Dataset rows describing interfaces

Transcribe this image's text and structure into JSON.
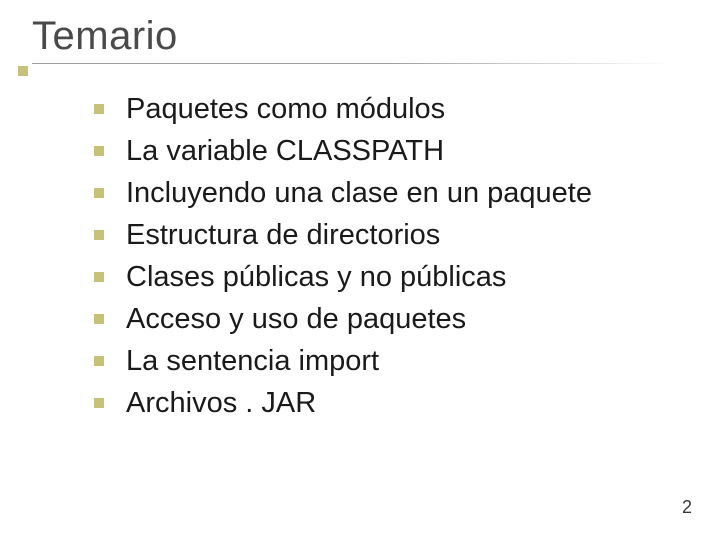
{
  "title": "Temario",
  "bullets": [
    "Paquetes como módulos",
    "La variable CLASSPATH",
    "Incluyendo una clase en un paquete",
    "Estructura de directorios",
    "Clases públicas y no públicas",
    "Acceso y uso de paquetes",
    "La sentencia import",
    "Archivos . JAR"
  ],
  "page_number": "2"
}
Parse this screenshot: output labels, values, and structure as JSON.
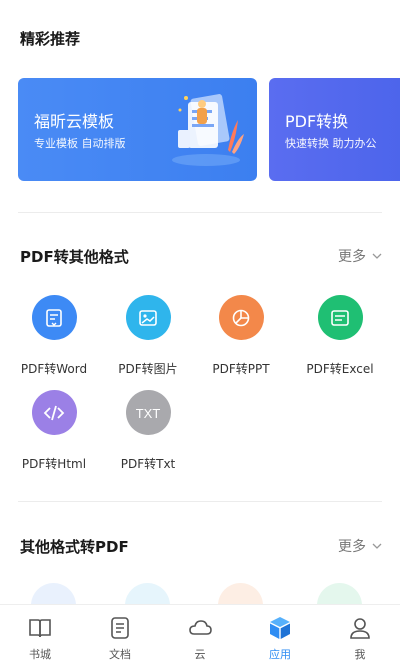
{
  "featured": {
    "title": "精彩推荐",
    "banners": [
      {
        "title": "福昕云模板",
        "subtitle": "专业模板  自动排版"
      },
      {
        "title": "PDF转换",
        "subtitle": "快速转换  助力办公"
      }
    ]
  },
  "pdf_to_other": {
    "title": "PDF转其他格式",
    "more_label": "更多",
    "items": [
      {
        "label": "PDF转Word",
        "icon": "word-doc-icon",
        "color": "#3d8af5"
      },
      {
        "label": "PDF转图片",
        "icon": "image-icon",
        "color": "#2fb5ec"
      },
      {
        "label": "PDF转PPT",
        "icon": "pie-chart-icon",
        "color": "#f3884a"
      },
      {
        "label": "PDF转Excel",
        "icon": "sheet-icon",
        "color": "#1fbf73"
      },
      {
        "label": "PDF转Html",
        "icon": "code-icon",
        "color": "#9b80e6"
      },
      {
        "label": "PDF转Txt",
        "icon": "txt-icon",
        "color": "#a9a9ad"
      }
    ]
  },
  "other_to_pdf": {
    "title": "其他格式转PDF",
    "more_label": "更多"
  },
  "tabbar": {
    "items": [
      {
        "label": "书城",
        "icon": "book-icon"
      },
      {
        "label": "文档",
        "icon": "document-icon"
      },
      {
        "label": "云",
        "icon": "cloud-icon"
      },
      {
        "label": "应用",
        "icon": "cube-icon"
      },
      {
        "label": "我",
        "icon": "user-icon"
      }
    ],
    "active_index": 3,
    "active_color": "#2f8df3"
  }
}
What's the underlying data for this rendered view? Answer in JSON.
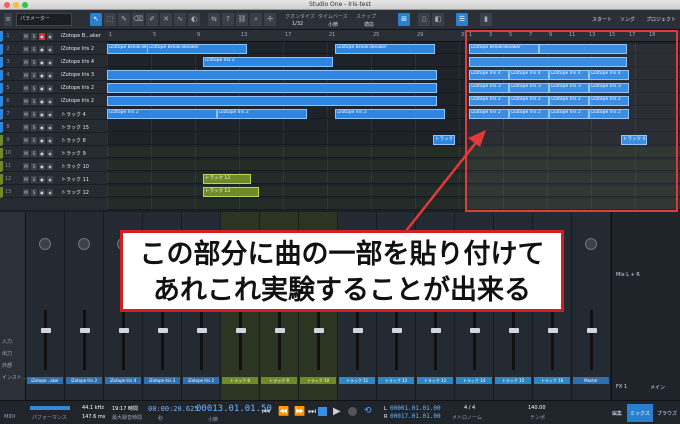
{
  "window": {
    "title": "Studio One - Iris-test"
  },
  "toolbar": {
    "parameter_label": "パラメーター",
    "quantize_label": "クオンタイズ",
    "quantize_value": "1/32",
    "timebase_label": "タイムベース",
    "timebase_value": "小節",
    "snap_label": "スナップ",
    "snap_value": "適応",
    "start_label": "スタート",
    "song_label": "ソング",
    "project_label": "プロジェクト"
  },
  "tracks": [
    {
      "num": "1",
      "name": "iZotope B...aker"
    },
    {
      "num": "2",
      "name": "iZotope Iris 2"
    },
    {
      "num": "3",
      "name": "iZotope Iris 4"
    },
    {
      "num": "4",
      "name": "iZotope Iris 3"
    },
    {
      "num": "5",
      "name": "iZotope Iris 2"
    },
    {
      "num": "6",
      "name": "iZotope Iris 2"
    },
    {
      "num": "7",
      "name": "トラック 4"
    },
    {
      "num": "8",
      "name": "トラック 15"
    },
    {
      "num": "9",
      "name": "トラック 8"
    },
    {
      "num": "10",
      "name": "トラック 9"
    },
    {
      "num": "11",
      "name": "トラック 10"
    },
    {
      "num": "12",
      "name": "トラック 11"
    },
    {
      "num": "13",
      "name": "トラック 12"
    }
  ],
  "ruler": {
    "left": [
      "1",
      "5",
      "9",
      "13",
      "17",
      "21",
      "25",
      "29",
      "33"
    ],
    "right": [
      "1",
      "3",
      "5",
      "7",
      "9",
      "11",
      "13",
      "15",
      "17",
      "18"
    ]
  },
  "clips": {
    "breaktweaker": "iZotope BreakTweaker",
    "iris2": "iZotope Iris 2",
    "iris4": "iZotope Iris 4",
    "iris3": "iZotope Iris 3",
    "track4": "トラック 4",
    "track12": "トラック 12",
    "track13": "トラック 13"
  },
  "mixer": {
    "send_label": "センド",
    "out_label": "出力",
    "in_label": "入力",
    "stereo_out": "Stereo Out",
    "bus2": "バス 2",
    "main": "メイン",
    "strip_names": [
      "iZotope...aker",
      "iZotope Iris 2",
      "iZotope Iris 4",
      "iZotope Iris 3",
      "iZotope Iris 2",
      "トラック 8",
      "トラック 9",
      "トラック 10",
      "トラック 11",
      "トラック 12",
      "トラック 13",
      "トラック 14",
      "トラック 15",
      "トラック 16",
      "Master"
    ],
    "sidebar": [
      "入力",
      "出力",
      "外部",
      "インスト..."
    ],
    "fx1": "FX 1",
    "main_right": "メイン",
    "mix_lr": "Mix L + R"
  },
  "transport": {
    "midi": "MIDI",
    "perf": "パフォーマンス",
    "rate": "44.1 kHz",
    "latency": "147.6 ms",
    "time": "19:17 時間",
    "rec_max": "最大録音時間",
    "pos1": "00:00:20.625",
    "pos_sec": "秒",
    "pos2": "00013.01.01.50",
    "pos_bar": "小節",
    "loop_l": "00001.01.01.00",
    "loop_r": "00017.01.01.00",
    "sig": "4 / 4",
    "metro": "メトロノーム",
    "tempo": "140.00",
    "tempo_label": "テンポ",
    "edit": "編集",
    "mix": "ミックス",
    "browse": "ブラウズ"
  },
  "annotation": {
    "line1": "この部分に曲の一部を貼り付けて",
    "line2": "あれこれ実験することが出来る"
  },
  "colors": {
    "clip_blue": "#2f86e0",
    "clip_green": "#6f8a28",
    "highlight_red": "#e23a3a",
    "accent": "#2a7fd0"
  }
}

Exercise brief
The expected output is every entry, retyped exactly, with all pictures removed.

Task response
Transcribe this image's text and structure into JSON.
{
  "title": "Temario",
  "bullets": [
    "Paquetes como módulos",
    "La variable CLASSPATH",
    "Incluyendo una clase en un paquete",
    "Estructura de directorios",
    "Clases públicas y no públicas",
    "Acceso y uso de paquetes",
    "La sentencia import",
    "Archivos . JAR"
  ],
  "page_number": "2"
}
Parse this screenshot: output labels, values, and structure as JSON.
{
  "featured": {
    "title": "精彩推荐",
    "banners": [
      {
        "title": "福昕云模板",
        "subtitle": "专业模板  自动排版"
      },
      {
        "title": "PDF转换",
        "subtitle": "快速转换  助力办公"
      }
    ]
  },
  "pdf_to_other": {
    "title": "PDF转其他格式",
    "more_label": "更多",
    "items": [
      {
        "label": "PDF转Word",
        "icon": "word-doc-icon",
        "color": "#3d8af5"
      },
      {
        "label": "PDF转图片",
        "icon": "image-icon",
        "color": "#2fb5ec"
      },
      {
        "label": "PDF转PPT",
        "icon": "pie-chart-icon",
        "color": "#f3884a"
      },
      {
        "label": "PDF转Excel",
        "icon": "sheet-icon",
        "color": "#1fbf73"
      },
      {
        "label": "PDF转Html",
        "icon": "code-icon",
        "color": "#9b80e6"
      },
      {
        "label": "PDF转Txt",
        "icon": "txt-icon",
        "color": "#a9a9ad"
      }
    ]
  },
  "other_to_pdf": {
    "title": "其他格式转PDF",
    "more_label": "更多"
  },
  "tabbar": {
    "items": [
      {
        "label": "书城",
        "icon": "book-icon"
      },
      {
        "label": "文档",
        "icon": "document-icon"
      },
      {
        "label": "云",
        "icon": "cloud-icon"
      },
      {
        "label": "应用",
        "icon": "cube-icon"
      },
      {
        "label": "我",
        "icon": "user-icon"
      }
    ],
    "active_index": 3,
    "active_color": "#2f8df3"
  }
}
What's the underlying data for this rendered view? Answer in JSON.
{
  "window": {
    "title": "Studio One - Iris-test"
  },
  "toolbar": {
    "parameter_label": "パラメーター",
    "quantize_label": "クオンタイズ",
    "quantize_value": "1/32",
    "timebase_label": "タイムベース",
    "timebase_value": "小節",
    "snap_label": "スナップ",
    "snap_value": "適応",
    "start_label": "スタート",
    "song_label": "ソング",
    "project_label": "プロジェクト"
  },
  "tracks": [
    {
      "num": "1",
      "name": "iZotope B...aker"
    },
    {
      "num": "2",
      "name": "iZotope Iris 2"
    },
    {
      "num": "3",
      "name": "iZotope Iris 4"
    },
    {
      "num": "4",
      "name": "iZotope Iris 3"
    },
    {
      "num": "5",
      "name": "iZotope Iris 2"
    },
    {
      "num": "6",
      "name": "iZotope Iris 2"
    },
    {
      "num": "7",
      "name": "トラック 4"
    },
    {
      "num": "8",
      "name": "トラック 15"
    },
    {
      "num": "9",
      "name": "トラック 8"
    },
    {
      "num": "10",
      "name": "トラック 9"
    },
    {
      "num": "11",
      "name": "トラック 10"
    },
    {
      "num": "12",
      "name": "トラック 11"
    },
    {
      "num": "13",
      "name": "トラック 12"
    }
  ],
  "ruler": {
    "left": [
      "1",
      "5",
      "9",
      "13",
      "17",
      "21",
      "25",
      "29",
      "33"
    ],
    "right": [
      "1",
      "3",
      "5",
      "7",
      "9",
      "11",
      "13",
      "15",
      "17",
      "18"
    ]
  },
  "clips": {
    "breaktweaker": "iZotope BreakTweaker",
    "iris2": "iZotope Iris 2",
    "iris4": "iZotope Iris 4",
    "iris3": "iZotope Iris 3",
    "track4": "トラック 4",
    "track12": "トラック 12",
    "track13": "トラック 13"
  },
  "mixer": {
    "send_label": "センド",
    "out_label": "出力",
    "in_label": "入力",
    "stereo_out": "Stereo Out",
    "bus2": "バス 2",
    "main": "メイン",
    "strip_names": [
      "iZotope...aker",
      "iZotope Iris 2",
      "iZotope Iris 4",
      "iZotope Iris 3",
      "iZotope Iris 2",
      "トラック 8",
      "トラック 9",
      "トラック 10",
      "トラック 11",
      "トラック 12",
      "トラック 13",
      "トラック 14",
      "トラック 15",
      "トラック 16",
      "Master"
    ],
    "sidebar": [
      "入力",
      "出力",
      "外部",
      "インスト..."
    ],
    "fx1": "FX 1",
    "main_right": "メイン",
    "mix_lr": "Mix L + R"
  },
  "transport": {
    "midi": "MIDI",
    "perf": "パフォーマンス",
    "rate": "44.1 kHz",
    "latency": "147.6 ms",
    "time": "19:17 時間",
    "rec_max": "最大録音時間",
    "pos1": "00:00:20.625",
    "pos_sec": "秒",
    "pos2": "00013.01.01.50",
    "pos_bar": "小節",
    "loop_l": "00001.01.01.00",
    "loop_r": "00017.01.01.00",
    "sig": "4 / 4",
    "metro": "メトロノーム",
    "tempo": "140.00",
    "tempo_label": "テンポ",
    "edit": "編集",
    "mix": "ミックス",
    "browse": "ブラウズ"
  },
  "annotation": {
    "line1": "この部分に曲の一部を貼り付けて",
    "line2": "あれこれ実験することが出来る"
  },
  "colors": {
    "clip_blue": "#2f86e0",
    "clip_green": "#6f8a28",
    "highlight_red": "#e23a3a",
    "accent": "#2a7fd0"
  }
}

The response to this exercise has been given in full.